  • 1885: The first church opens its doors in Orleans.
  • 1922: St-Joseph-d’Orléans is incorporated as a semi-autonomous “Police Village” with partial powers.
  • 1958: The first major real estate development, Queenswood Heights, begins construction.
  • 1974: The Regional Municipality of Ottawa-Carleton absorbs Orleans.
  • 1981: The Township of Gloucester is incorporated as a City.
  • 2001: Orleans is absorbed into the City of Ottawa.
  • 2010: Cité Collégiale opens a Trades school – Alphonse-Desjardins.

Recreation and Arts in Orleans, Ontario

Orleans, Ontario, offers a variety of recreational and artistic activities for residents and visitors alike. The Bob MacQuarrie Recreation Complex, named for figure skater Elizabeth Manley who trained at the facility, houses the Elizabeth Manley Figure Skating Arena, the Roger Sénécal Arena, squash and racquetball courts, and a fitness centre.

The Ray Friel Recreation Complex is the largest and most comprehensive recreation complex in Orleans, featuring three National Hockey League (NHL) size arenas, a fitness centre, a wave pool, whirlpool, sauna, physiotherapy clinic, and more.

The Millennium Sports Park, a 34-hectare sports and recreational complex, is home to a number of youth sporting clubs. Petrie Island, situated along the Ottawa River, offers a nature centre, a marina with canoe and kayak rentals, and hosts annual Canada Day celebrations for the Orleans community.

In 2009, the Shenkman Arts Centre opened, housing two theatres, seven galleries, and 17 studios. The Centre offers a variety of programs and activities, thanks to a unique collaboration with the Centre’s Resident Arts Partners.

Neighbourhoods in Orleans, Ontario

Orleans, Ontario, is made up of several neighbourhoods, each with its unique charm and character.
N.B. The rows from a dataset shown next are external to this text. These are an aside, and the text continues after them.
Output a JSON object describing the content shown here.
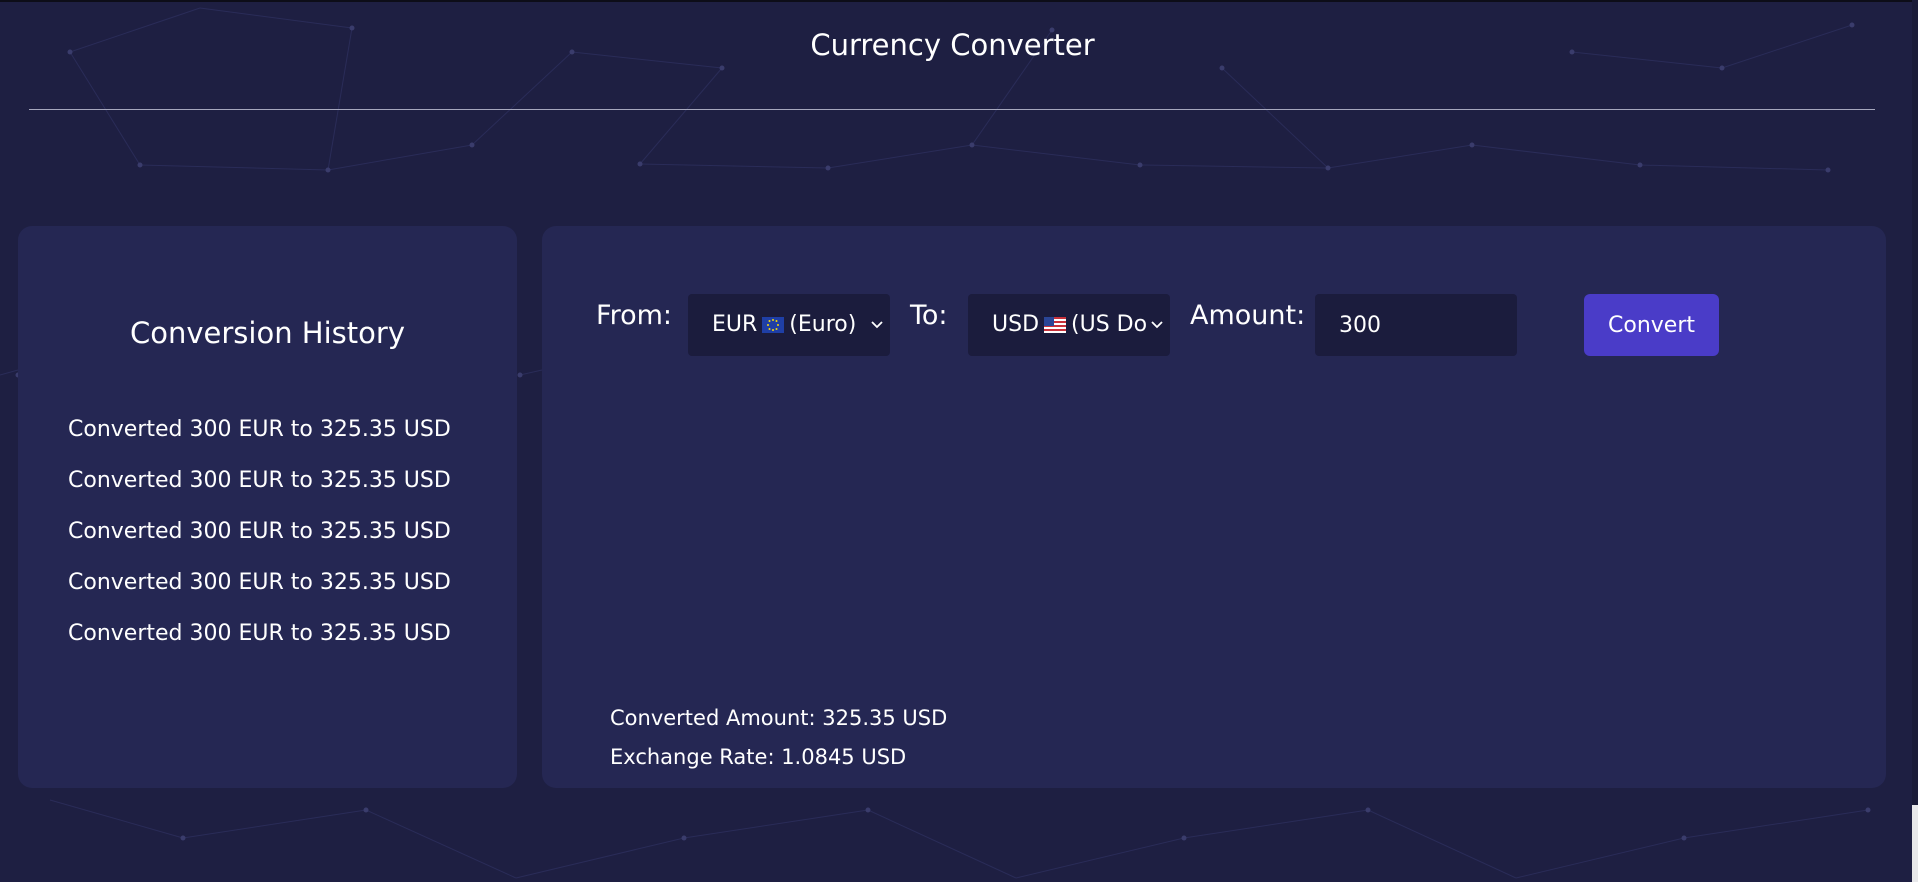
{
  "page": {
    "title": "Currency Converter"
  },
  "history": {
    "title": "Conversion History",
    "items": [
      "Converted 300 EUR to 325.35 USD",
      "Converted 300 EUR to 325.35 USD",
      "Converted 300 EUR to 325.35 USD",
      "Converted 300 EUR to 325.35 USD",
      "Converted 300 EUR to 325.35 USD"
    ]
  },
  "converter": {
    "from_label": "From:",
    "from_code": "EUR",
    "from_name": "(Euro)",
    "from_flag_icon": "eu-flag-icon",
    "to_label": "To:",
    "to_code": "USD",
    "to_name": "(US Dol",
    "to_flag_icon": "us-flag-icon",
    "amount_label": "Amount:",
    "amount_value": "300",
    "convert_label": "Convert",
    "result_amount": "Converted Amount: 325.35 USD",
    "result_rate": "Exchange Rate: 1.0845 USD"
  },
  "colors": {
    "background": "#1e1f42",
    "panel": "#252753",
    "field": "#1b1c3d",
    "accent": "#4a3cc8",
    "rule": "#a6a7bd"
  }
}
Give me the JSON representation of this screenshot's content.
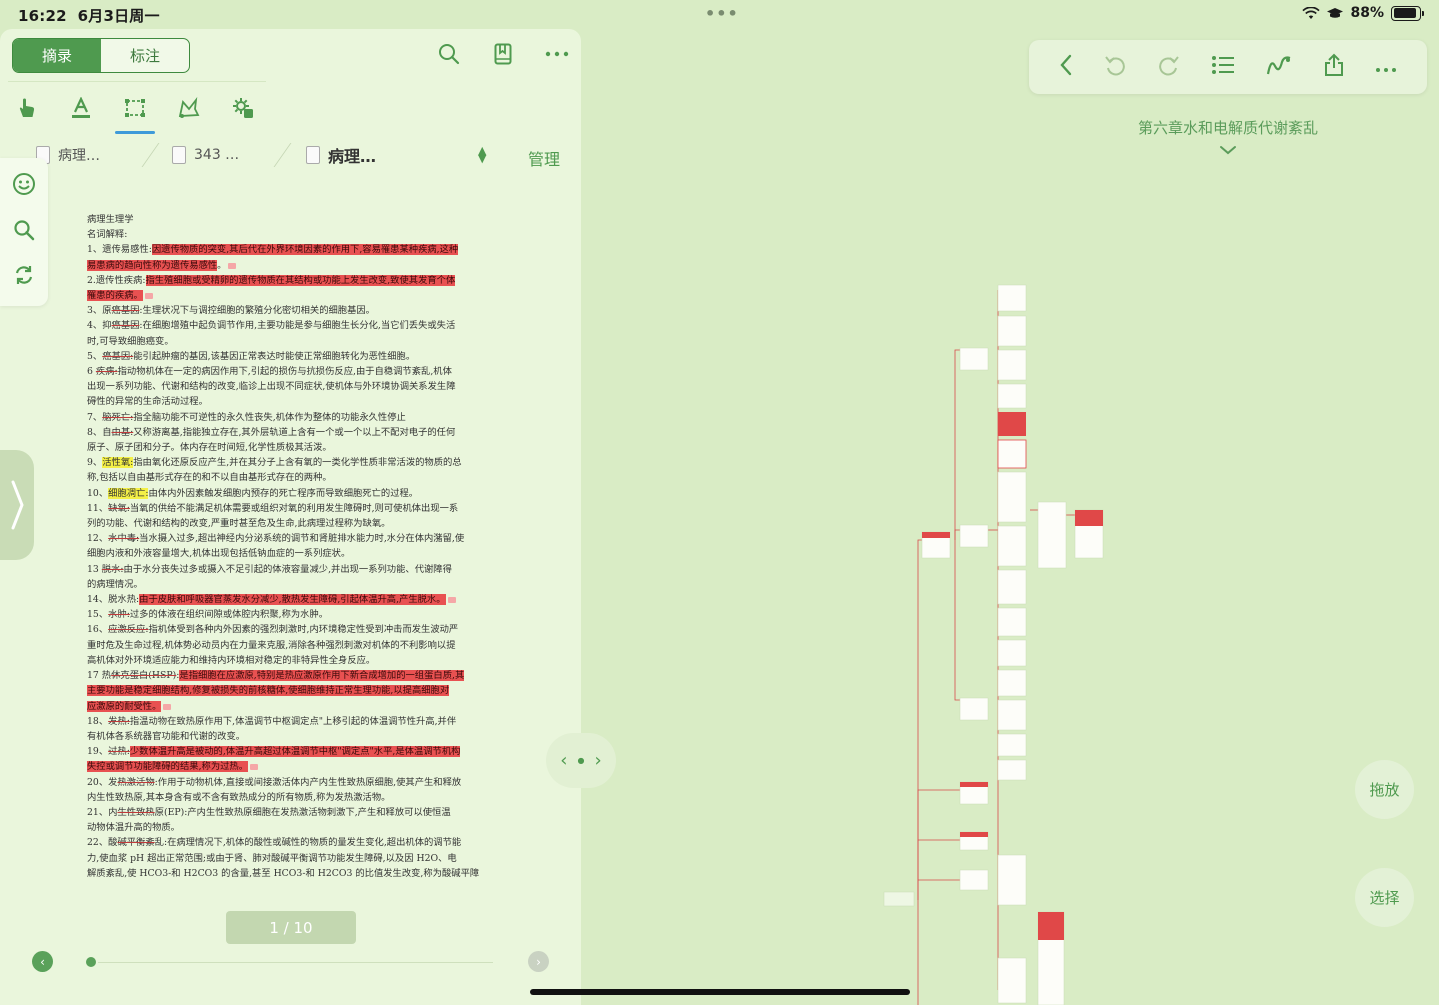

These include Avalon, Bilberry Creek, Cardinal Creek, Chapel Hill North and South, Chaperal, Chateauneuf, Chatelaine Village, Convent Glen and Convent Glen South, Eastridge, Fallingbrook, Hiawatha Park, Notre-Dame-des-Champs, Notting Gate, Orleans Village, Orleans Wood, Queenswood Heights and Village, River Walk, and more.

Population History of Orleans, Ontario

The population of Orleans, Ontario, has seen steady growth over the years. From a population of 6,000 in 1971, it has grown to 116,688 in 2016.

Main Roads and Streets in Orleans, Ontario

Orleans, Ontario, is well-connected with several main roads and streets, including Orleans Blvd., Champlain St., Jeanne-d'Arc Blvd., Des Épinettes Ave., St-Joseph Blvd., Charlemagne Blvd., Innes Road, Tenth Line Road, Trim Road, Portobello Blvd., Brian Coburn Blvd., Mer-Bleue Road, and Place d'Orléans Dr. The main highway linking Orleans to central Ottawa to the west is officially known as Ottawa Regional Road 174 and forms part of the Queensway.

Orleans, Ontario, is a community that beautifully blends history with modernity, offering a rich cultural experience, a variety of recreational activities, and a vibrant community life. Whether you're a resident or a visitor, there's always something to discover in Orleans, Ontario.